Joined Aug 16, 2016
321
I have no idea what your trying to do. Pictures, circuit diagrams, code are required.

#### Fanfire174

Joined Mar 13, 2018
240
This is block diagram only.

I want to measure DC current through load and load is connected at output of mobile charger

output of ADC goes to pi and Pi GPIO runs at 3V3 so I need to run mcp3008 at 3 v DC

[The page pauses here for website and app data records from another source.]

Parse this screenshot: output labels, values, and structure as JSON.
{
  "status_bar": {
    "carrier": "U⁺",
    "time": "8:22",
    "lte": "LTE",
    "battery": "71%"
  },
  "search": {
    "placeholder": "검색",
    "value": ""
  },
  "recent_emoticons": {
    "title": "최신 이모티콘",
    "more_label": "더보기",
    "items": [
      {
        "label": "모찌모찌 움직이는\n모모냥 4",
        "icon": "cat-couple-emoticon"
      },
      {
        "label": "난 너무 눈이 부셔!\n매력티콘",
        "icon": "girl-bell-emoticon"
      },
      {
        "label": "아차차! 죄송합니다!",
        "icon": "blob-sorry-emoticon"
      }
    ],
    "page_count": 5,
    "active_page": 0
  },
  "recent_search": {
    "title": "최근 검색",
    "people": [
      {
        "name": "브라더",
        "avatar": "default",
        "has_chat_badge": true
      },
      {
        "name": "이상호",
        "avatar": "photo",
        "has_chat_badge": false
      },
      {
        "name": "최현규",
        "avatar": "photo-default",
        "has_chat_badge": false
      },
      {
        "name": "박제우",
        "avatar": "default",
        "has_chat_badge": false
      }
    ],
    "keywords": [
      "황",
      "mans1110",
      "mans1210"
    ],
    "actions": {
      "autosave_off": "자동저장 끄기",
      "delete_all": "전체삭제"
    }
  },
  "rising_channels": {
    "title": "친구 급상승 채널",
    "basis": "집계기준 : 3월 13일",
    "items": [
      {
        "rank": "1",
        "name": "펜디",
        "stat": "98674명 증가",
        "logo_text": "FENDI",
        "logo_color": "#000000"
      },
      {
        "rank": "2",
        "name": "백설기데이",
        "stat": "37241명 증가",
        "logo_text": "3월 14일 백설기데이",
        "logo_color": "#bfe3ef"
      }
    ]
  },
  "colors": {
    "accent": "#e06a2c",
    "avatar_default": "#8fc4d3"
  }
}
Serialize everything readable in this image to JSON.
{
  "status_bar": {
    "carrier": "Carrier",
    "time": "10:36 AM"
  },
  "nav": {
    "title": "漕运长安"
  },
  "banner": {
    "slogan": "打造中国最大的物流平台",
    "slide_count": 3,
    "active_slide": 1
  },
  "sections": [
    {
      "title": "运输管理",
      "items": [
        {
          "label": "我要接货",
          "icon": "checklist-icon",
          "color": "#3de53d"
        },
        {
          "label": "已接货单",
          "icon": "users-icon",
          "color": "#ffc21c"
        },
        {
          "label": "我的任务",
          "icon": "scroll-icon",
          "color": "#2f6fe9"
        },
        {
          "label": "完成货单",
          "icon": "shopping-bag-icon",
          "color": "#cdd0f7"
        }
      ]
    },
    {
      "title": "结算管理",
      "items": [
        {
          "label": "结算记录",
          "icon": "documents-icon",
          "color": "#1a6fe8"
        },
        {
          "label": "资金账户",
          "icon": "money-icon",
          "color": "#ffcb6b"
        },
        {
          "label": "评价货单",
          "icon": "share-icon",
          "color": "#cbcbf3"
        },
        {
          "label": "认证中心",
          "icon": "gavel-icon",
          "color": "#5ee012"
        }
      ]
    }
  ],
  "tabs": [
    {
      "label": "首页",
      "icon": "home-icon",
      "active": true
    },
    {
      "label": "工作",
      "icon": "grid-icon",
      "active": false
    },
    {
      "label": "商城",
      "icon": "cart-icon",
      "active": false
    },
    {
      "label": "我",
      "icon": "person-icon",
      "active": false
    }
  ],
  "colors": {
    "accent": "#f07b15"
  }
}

Edit mcp3208 used just for connection originally I am using mcp3008